“Biden needed to get us through COVID, and when he was getting us through COVID, his numbers went up and when we were getting defeated by COVID, his numbers went down, and that’s where we are now,” said Simon Rosenberg, a Democratic strategist. “He needs to be the general who got us through the battle with COVID and rally the American people, and I think there’s still time to do it, but omicron has made that more challenging.”
Steven Law, a former top aide to Senate Minority Leader Mitch McConnell, R-Ky., who heads the Senate Leadership Fund, a super PAC supporting Senate Republicans, said he believes that “almost nobody voted for Biden — they voted against the other guy.”
“The dominant Biden argument was, ‘I’m going to fix this COVID issue and the previous president wasn’t able to do it,’ and in many ways, this Biden White House has become everything candidate Biden said was wrong against his predecessor,” Law said.
Some Democrats also say the Biden team was too optimistic, not just hoping for best but also failing to plan for the worst.
“I don’t think they set expectations adequately for what they were dealing with,” said Doug Sosnik, a Democratic strategist and former political director in the Clinton White House. “There’s an old saying in Washington that it’s not about winning or losing — it’s whether or not you beat the spread.”
Speaking at the White House on Friday to tout the recently passed infrastructure bill, even Biden briefly seemed to acknowledge the unfulfilled promise of his first year, before turning his attention back to his achievements.

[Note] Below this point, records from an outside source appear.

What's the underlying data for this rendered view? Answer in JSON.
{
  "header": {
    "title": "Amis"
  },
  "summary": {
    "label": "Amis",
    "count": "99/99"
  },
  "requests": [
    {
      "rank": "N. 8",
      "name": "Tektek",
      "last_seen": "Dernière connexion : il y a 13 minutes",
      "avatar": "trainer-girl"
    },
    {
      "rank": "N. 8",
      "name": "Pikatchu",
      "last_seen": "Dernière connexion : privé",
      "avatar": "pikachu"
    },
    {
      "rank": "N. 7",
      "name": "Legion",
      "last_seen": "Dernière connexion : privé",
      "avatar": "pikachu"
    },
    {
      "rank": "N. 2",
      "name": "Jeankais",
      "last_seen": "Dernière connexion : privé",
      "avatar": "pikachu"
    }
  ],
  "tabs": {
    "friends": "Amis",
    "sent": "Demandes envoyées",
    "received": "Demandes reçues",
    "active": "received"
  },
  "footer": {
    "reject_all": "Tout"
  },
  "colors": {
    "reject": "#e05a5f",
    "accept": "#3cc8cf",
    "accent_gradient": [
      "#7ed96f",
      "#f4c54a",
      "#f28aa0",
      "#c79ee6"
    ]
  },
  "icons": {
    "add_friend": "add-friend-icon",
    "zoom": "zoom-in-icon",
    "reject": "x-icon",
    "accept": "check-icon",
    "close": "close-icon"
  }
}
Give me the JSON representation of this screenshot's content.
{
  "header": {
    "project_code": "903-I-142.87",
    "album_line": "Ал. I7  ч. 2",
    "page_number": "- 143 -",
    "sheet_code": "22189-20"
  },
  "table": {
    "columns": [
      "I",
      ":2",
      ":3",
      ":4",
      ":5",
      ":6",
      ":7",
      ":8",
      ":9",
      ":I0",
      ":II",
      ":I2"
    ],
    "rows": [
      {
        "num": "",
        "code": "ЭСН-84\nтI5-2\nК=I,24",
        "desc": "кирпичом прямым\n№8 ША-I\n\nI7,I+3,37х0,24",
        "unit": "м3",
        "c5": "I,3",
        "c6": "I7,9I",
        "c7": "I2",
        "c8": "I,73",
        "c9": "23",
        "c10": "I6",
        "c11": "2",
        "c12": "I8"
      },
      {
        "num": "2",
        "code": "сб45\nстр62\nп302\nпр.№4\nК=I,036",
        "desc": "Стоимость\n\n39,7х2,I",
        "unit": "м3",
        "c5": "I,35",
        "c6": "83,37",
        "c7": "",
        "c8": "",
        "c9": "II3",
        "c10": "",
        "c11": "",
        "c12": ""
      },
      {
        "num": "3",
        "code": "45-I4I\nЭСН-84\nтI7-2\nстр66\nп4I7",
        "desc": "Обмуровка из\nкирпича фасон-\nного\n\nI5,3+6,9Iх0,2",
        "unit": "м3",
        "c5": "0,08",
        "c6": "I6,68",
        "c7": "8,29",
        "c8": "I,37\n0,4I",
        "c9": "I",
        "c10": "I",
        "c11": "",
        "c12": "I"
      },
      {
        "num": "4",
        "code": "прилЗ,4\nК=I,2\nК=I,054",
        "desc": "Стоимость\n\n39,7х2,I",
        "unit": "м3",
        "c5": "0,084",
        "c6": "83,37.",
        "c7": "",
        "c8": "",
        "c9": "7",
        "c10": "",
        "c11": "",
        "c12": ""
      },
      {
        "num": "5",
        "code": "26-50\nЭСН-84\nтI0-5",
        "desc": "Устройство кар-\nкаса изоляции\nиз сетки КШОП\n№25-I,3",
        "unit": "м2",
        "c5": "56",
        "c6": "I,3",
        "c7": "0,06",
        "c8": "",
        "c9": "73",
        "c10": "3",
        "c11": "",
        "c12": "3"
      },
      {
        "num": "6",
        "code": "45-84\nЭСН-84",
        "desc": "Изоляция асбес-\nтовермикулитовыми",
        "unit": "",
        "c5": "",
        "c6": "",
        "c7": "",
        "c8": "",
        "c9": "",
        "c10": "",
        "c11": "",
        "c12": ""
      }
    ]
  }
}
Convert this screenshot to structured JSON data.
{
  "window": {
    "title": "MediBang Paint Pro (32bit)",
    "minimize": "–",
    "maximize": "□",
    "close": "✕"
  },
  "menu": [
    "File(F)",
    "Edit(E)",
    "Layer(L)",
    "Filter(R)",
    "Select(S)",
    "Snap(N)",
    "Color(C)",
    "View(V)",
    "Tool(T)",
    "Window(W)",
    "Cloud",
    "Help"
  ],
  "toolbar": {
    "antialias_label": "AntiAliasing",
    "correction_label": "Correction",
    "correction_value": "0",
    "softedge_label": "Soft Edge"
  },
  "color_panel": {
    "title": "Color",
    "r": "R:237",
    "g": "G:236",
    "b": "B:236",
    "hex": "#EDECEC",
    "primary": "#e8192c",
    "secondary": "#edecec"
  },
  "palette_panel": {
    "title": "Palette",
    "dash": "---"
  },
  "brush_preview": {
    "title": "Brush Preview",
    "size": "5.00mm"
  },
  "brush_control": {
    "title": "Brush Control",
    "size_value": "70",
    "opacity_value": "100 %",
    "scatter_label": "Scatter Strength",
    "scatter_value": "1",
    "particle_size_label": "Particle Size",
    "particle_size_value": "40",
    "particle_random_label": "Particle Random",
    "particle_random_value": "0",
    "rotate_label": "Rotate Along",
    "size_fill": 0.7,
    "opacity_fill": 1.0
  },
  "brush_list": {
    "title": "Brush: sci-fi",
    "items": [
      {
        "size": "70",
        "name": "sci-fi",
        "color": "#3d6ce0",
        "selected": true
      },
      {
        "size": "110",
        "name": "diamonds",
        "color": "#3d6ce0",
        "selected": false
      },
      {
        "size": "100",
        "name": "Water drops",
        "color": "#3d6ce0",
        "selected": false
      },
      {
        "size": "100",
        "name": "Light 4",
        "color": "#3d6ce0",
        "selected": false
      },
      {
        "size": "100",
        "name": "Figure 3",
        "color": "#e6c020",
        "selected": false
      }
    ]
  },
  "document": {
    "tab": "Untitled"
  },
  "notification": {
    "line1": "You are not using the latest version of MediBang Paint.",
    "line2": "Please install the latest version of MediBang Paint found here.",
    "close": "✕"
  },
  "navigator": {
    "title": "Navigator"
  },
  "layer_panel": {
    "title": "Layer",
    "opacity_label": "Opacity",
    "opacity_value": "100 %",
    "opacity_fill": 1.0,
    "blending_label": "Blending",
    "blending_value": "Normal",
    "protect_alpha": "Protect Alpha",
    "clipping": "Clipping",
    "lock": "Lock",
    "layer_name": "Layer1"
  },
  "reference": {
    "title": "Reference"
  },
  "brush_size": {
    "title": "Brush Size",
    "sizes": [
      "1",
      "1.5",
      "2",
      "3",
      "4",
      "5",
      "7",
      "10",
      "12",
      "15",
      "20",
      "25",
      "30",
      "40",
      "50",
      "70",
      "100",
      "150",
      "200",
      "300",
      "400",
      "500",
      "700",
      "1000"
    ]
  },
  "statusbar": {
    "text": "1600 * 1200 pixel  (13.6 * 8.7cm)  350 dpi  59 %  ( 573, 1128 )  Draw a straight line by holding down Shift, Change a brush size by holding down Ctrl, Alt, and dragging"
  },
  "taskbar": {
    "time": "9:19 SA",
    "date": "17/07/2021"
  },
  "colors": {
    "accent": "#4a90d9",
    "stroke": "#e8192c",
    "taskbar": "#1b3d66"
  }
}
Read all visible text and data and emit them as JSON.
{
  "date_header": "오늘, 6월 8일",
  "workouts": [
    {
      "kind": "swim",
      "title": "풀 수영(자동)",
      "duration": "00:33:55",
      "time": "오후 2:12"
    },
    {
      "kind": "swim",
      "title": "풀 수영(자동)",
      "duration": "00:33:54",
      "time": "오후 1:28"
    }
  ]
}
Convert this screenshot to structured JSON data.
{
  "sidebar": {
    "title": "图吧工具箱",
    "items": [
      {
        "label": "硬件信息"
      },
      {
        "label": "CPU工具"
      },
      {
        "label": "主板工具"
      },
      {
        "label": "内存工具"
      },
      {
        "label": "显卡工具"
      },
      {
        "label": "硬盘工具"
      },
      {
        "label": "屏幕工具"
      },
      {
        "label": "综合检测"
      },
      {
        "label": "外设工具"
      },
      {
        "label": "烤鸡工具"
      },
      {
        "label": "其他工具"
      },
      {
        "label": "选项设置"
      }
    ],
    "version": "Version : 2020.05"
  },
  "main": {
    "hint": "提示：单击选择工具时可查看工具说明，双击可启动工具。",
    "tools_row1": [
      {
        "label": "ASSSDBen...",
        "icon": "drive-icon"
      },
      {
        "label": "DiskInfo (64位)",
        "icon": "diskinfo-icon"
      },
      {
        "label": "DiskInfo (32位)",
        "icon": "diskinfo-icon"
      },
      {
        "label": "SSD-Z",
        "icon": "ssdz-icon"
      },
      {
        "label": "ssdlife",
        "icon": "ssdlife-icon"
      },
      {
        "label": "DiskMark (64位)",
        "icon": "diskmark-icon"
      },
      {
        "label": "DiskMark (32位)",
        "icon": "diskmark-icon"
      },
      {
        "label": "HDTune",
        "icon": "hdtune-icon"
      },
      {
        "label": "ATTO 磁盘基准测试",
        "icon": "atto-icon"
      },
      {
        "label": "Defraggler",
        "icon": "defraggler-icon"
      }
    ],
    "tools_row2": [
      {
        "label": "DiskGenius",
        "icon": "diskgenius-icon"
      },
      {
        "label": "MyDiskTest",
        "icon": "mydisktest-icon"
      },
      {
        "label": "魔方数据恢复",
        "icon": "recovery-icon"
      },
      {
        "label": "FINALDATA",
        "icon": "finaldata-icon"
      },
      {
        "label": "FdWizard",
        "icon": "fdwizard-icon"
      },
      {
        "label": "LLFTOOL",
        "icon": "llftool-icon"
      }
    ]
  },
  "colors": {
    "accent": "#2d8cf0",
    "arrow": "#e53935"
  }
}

“There’s a lot of talk about disappointments and things we haven’t gotten done,” Biden said. “We’re going to get a lot of them done, I might add.”
Scott Clement and Emily Guskin contributed to this report.